Your objective:
Please print the data shown below without any alteration.

Data for processing:
______

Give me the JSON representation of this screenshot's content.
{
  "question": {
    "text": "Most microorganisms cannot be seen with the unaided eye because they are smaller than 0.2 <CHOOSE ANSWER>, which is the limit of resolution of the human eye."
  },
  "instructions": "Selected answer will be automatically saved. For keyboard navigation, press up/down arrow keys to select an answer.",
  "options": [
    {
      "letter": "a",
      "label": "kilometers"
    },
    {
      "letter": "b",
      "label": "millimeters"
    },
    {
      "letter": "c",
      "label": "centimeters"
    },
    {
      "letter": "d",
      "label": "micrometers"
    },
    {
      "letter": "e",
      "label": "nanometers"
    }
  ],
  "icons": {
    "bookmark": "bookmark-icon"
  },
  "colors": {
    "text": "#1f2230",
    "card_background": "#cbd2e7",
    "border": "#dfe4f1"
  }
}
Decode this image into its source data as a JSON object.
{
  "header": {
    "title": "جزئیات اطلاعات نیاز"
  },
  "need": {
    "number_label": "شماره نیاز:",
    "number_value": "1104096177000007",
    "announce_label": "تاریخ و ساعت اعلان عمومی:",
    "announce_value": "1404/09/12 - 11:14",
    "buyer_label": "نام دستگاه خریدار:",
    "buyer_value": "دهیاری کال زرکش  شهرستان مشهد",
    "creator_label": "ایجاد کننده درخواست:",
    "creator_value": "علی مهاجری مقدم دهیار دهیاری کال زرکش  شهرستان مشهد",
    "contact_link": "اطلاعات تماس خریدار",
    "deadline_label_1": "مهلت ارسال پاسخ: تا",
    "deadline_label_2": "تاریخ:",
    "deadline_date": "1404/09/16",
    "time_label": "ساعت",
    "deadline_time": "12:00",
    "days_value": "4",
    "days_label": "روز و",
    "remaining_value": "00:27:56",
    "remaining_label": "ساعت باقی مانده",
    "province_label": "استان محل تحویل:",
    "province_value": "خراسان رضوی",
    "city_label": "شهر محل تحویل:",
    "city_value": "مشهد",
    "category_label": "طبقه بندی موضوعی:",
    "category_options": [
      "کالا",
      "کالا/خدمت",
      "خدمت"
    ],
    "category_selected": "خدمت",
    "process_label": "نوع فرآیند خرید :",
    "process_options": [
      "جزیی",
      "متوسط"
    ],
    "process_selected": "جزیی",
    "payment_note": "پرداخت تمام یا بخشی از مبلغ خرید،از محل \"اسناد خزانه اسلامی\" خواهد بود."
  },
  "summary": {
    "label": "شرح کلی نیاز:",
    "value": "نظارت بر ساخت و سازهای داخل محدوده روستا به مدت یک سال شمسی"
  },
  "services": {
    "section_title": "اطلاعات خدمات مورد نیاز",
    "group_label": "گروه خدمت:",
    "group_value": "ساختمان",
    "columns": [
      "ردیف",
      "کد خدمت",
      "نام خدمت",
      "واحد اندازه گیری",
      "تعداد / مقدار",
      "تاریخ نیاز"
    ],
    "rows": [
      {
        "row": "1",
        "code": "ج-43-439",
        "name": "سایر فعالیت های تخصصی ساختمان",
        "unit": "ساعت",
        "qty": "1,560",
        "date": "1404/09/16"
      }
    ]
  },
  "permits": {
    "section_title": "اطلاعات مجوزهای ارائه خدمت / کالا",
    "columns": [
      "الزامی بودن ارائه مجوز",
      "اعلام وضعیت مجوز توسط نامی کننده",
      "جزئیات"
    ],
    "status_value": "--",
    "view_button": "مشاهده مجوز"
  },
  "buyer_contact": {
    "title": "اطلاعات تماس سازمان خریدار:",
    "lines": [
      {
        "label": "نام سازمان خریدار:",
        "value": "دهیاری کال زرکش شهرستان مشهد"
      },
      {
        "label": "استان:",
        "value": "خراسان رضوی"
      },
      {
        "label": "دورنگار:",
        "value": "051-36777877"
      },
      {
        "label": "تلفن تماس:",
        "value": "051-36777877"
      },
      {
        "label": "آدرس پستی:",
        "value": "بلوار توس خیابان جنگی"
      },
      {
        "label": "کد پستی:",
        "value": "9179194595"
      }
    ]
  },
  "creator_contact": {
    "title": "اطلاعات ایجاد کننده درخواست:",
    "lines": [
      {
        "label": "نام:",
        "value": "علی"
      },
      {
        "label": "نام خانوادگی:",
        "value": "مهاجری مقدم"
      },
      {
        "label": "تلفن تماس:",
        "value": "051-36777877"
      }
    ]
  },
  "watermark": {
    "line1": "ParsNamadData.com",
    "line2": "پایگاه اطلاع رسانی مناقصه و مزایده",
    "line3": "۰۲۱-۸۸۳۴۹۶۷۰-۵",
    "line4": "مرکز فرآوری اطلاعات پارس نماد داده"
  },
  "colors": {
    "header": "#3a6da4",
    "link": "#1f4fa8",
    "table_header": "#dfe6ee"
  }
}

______

Answer section:
Give me the JSON representation of this screenshot's content.
{
  "question": {
    "text": "Most microorganisms cannot be seen with the unaided eye because they are smaller than 0.2 <CHOOSE ANSWER>, which is the limit of resolution of the human eye."
  },
  "instructions": "Selected answer will be automatically saved. For keyboard navigation, press up/down arrow keys to select an answer.",
  "options": [
    {
      "letter": "a",
      "label": "kilometers"
    },
    {
      "letter": "b",
      "label": "millimeters"
    },
    {
      "letter": "c",
      "label": "centimeters"
    },
    {
      "letter": "d",
      "label": "micrometers"
    },
    {
      "letter": "e",
      "label": "nanometers"
    }
  ],
  "icons": {
    "bookmark": "bookmark-icon"
  },
  "colors": {
    "text": "#1f2230",
    "card_background": "#cbd2e7",
    "border": "#dfe4f1"
  }
}
Decode this image into its source data as a JSON object.
{
  "header": {
    "title": "جزئیات اطلاعات نیاز"
  },
  "need": {
    "number_label": "شماره نیاز:",
    "number_value": "1104096177000007",
    "announce_label": "تاریخ و ساعت اعلان عمومی:",
    "announce_value": "1404/09/12 - 11:14",
    "buyer_label": "نام دستگاه خریدار:",
    "buyer_value": "دهیاری کال زرکش  شهرستان مشهد",
    "creator_label": "ایجاد کننده درخواست:",
    "creator_value": "علی مهاجری مقدم دهیار دهیاری کال زرکش  شهرستان مشهد",
    "contact_link": "اطلاعات تماس خریدار",
    "deadline_label_1": "مهلت ارسال پاسخ: تا",
    "deadline_label_2": "تاریخ:",
    "deadline_date": "1404/09/16",
    "time_label": "ساعت",
    "deadline_time": "12:00",
    "days_value": "4",
    "days_label": "روز و",
    "remaining_value": "00:27:56",
    "remaining_label": "ساعت باقی مانده",
    "province_label": "استان محل تحویل:",
    "province_value": "خراسان رضوی",
    "city_label": "شهر محل تحویل:",
    "city_value": "مشهد",
    "category_label": "طبقه بندی موضوعی:",
    "category_options": [
      "کالا",
      "کالا/خدمت",
      "خدمت"
    ],
    "category_selected": "خدمت",
    "process_label": "نوع فرآیند خرید :",
    "process_options": [
      "جزیی",
      "متوسط"
    ],
    "process_selected": "جزیی",
    "payment_note": "پرداخت تمام یا بخشی از مبلغ خرید،از محل \"اسناد خزانه اسلامی\" خواهد بود."
  },
  "summary": {
    "label": "شرح کلی نیاز:",
    "value": "نظارت بر ساخت و سازهای داخل محدوده روستا به مدت یک سال شمسی"
  },
  "services": {
    "section_title": "اطلاعات خدمات مورد نیاز",
    "group_label": "گروه خدمت:",
    "group_value": "ساختمان",
    "columns": [
      "ردیف",
      "کد خدمت",
      "نام خدمت",
      "واحد اندازه گیری",
      "تعداد / مقدار",
      "تاریخ نیاز"
    ],
    "rows": [
      {
        "row": "1",
        "code": "ج-43-439",
        "name": "سایر فعالیت های تخصصی ساختمان",
        "unit": "ساعت",
        "qty": "1,560",
        "date": "1404/09/16"
      }
    ]
  },
  "permits": {
    "section_title": "اطلاعات مجوزهای ارائه خدمت / کالا",
    "columns": [
      "الزامی بودن ارائه مجوز",
      "اعلام وضعیت مجوز توسط نامی کننده",
      "جزئیات"
    ],
    "status_value": "--",
    "view_button": "مشاهده مجوز"
  },
  "buyer_contact": {
    "title": "اطلاعات تماس سازمان خریدار:",
    "lines": [
      {
        "label": "نام سازمان خریدار:",
        "value": "دهیاری کال زرکش شهرستان مشهد"
      },
      {
        "label": "استان:",
        "value": "خراسان رضوی"
      },
      {
        "label": "دورنگار:",
        "value": "051-36777877"
      },
      {
        "label": "تلفن تماس:",
        "value": "051-36777877"
      },
      {
        "label": "آدرس پستی:",
        "value": "بلوار توس خیابان جنگی"
      },
      {
        "label": "کد پستی:",
        "value": "9179194595"
      }
    ]
  },
  "creator_contact": {
    "title": "اطلاعات ایجاد کننده درخواست:",
    "lines": [
      {
        "label": "نام:",
        "value": "علی"
      },
      {
        "label": "نام خانوادگی:",
        "value": "مهاجری مقدم"
      },
      {
        "label": "تلفن تماس:",
        "value": "051-36777877"
      }
    ]
  },
  "watermark": {
    "line1": "ParsNamadData.com",
    "line2": "پایگاه اطلاع رسانی مناقصه و مزایده",
    "line3": "۰۲۱-۸۸۳۴۹۶۷۰-۵",
    "line4": "مرکز فرآوری اطلاعات پارس نماد داده"
  },
  "colors": {
    "header": "#3a6da4",
    "link": "#1f4fa8",
    "table_header": "#dfe6ee"
  }
}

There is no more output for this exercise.